The geographically and stylistically nomadic indie rock band Lilys was the vehicle of singer/songwriter Kurt Heasley, the group's founder and sole constant member. A Philadelphia native, Heasley and Lilys bowed with the 1991 single "February 14," a nod to My Bloody Valentine; while based in Washington, D.C., they recorded their 1992 debut LP, In the Presence of Nothing, an even greater testament to their shoegazing fetish. A two-year silence followed as Heasley roamed the East Coast, finally resurfacing with 1994's A Brief History of Amazing Letdowns EP, on which Lilys refashioned themselves as a guitar pop band. The spare, minimalist Eccsame the Photon Band followed in 1995 before the now Boston-based Heasley delivered the next year's Better Can't Make Your Life Better, evidence of a strong British Invasion fixation.
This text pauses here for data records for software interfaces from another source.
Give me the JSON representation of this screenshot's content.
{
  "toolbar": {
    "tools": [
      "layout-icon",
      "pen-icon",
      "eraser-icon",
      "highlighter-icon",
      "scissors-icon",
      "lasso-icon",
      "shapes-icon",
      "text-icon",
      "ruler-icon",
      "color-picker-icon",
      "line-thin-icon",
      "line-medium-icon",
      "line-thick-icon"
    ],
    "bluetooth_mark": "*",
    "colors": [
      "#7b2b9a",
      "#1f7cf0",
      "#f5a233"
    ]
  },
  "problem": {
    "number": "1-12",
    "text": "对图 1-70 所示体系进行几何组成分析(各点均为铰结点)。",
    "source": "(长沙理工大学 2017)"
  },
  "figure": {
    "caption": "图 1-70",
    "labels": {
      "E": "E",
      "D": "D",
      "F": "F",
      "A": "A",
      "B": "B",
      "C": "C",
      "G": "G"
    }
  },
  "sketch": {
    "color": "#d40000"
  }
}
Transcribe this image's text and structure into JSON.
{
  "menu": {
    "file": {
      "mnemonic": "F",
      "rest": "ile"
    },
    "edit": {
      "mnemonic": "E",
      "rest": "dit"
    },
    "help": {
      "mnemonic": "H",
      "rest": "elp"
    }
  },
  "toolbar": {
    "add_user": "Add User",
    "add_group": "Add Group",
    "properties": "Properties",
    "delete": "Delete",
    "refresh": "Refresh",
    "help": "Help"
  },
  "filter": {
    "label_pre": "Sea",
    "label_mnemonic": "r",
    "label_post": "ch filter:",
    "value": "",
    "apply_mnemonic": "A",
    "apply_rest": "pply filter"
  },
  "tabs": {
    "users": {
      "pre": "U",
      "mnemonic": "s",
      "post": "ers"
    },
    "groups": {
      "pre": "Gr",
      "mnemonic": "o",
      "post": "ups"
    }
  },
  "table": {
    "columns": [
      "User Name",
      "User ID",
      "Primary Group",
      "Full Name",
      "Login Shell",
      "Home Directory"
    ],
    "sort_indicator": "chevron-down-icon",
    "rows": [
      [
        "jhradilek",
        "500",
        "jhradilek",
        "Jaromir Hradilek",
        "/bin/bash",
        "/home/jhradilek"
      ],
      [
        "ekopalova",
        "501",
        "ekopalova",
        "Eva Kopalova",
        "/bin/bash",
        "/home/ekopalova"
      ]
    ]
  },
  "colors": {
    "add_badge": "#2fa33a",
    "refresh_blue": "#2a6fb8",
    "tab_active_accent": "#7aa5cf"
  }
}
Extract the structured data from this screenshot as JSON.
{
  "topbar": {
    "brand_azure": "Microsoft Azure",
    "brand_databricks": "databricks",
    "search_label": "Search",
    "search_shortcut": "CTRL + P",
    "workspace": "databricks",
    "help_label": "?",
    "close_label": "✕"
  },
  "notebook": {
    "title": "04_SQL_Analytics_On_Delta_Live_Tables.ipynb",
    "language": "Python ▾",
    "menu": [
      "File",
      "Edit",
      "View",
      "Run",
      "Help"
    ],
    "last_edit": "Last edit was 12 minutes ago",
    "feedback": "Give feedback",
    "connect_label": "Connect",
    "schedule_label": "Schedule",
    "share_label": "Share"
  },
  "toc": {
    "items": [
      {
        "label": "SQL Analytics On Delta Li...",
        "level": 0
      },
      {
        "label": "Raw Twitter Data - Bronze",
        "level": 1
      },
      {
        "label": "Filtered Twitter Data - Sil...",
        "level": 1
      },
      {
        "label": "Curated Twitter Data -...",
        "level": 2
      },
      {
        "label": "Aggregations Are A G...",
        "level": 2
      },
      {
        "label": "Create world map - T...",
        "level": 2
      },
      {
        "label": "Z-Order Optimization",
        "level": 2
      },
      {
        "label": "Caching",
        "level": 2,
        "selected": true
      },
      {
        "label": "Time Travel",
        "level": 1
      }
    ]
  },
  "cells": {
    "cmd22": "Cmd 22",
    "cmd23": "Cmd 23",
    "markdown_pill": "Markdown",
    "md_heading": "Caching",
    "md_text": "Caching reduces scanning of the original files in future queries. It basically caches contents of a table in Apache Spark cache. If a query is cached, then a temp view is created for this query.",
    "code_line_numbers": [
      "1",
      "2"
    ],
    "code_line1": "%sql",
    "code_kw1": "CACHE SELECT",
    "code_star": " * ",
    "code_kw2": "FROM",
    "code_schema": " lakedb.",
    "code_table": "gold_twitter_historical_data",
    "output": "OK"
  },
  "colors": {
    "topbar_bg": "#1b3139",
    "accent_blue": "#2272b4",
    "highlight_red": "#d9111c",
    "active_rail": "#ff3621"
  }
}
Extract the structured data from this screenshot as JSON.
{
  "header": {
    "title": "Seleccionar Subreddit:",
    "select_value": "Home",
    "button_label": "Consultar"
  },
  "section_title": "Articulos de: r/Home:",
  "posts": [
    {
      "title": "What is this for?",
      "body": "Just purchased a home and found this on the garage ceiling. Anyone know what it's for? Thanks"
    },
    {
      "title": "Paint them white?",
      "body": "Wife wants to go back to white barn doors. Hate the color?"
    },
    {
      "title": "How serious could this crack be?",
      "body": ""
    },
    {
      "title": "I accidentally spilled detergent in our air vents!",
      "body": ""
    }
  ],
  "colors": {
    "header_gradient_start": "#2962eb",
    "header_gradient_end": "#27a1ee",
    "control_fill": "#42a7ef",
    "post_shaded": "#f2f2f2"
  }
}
The Services (For the Soon to Be Departed) EP arrived in 1997; two years later, Lilys resurfaced not only with the full-length The 3-Way but also Zero Population Growth, their entry in Darla Records' continuing Bliss Out series. Around this time, Heasley returned to Philadelphia to focus on raising his family. In fall 2002, he began recording his seventh album. Produced by Mike Mussmano, Precollection highlighted Lilys' brightest, anthemic pop sound yet. It was issued in spring 2003, their first release for Manifesto. Two years later, Heasley joined Mussmano a second time for Everything Wrong Is Imaginary.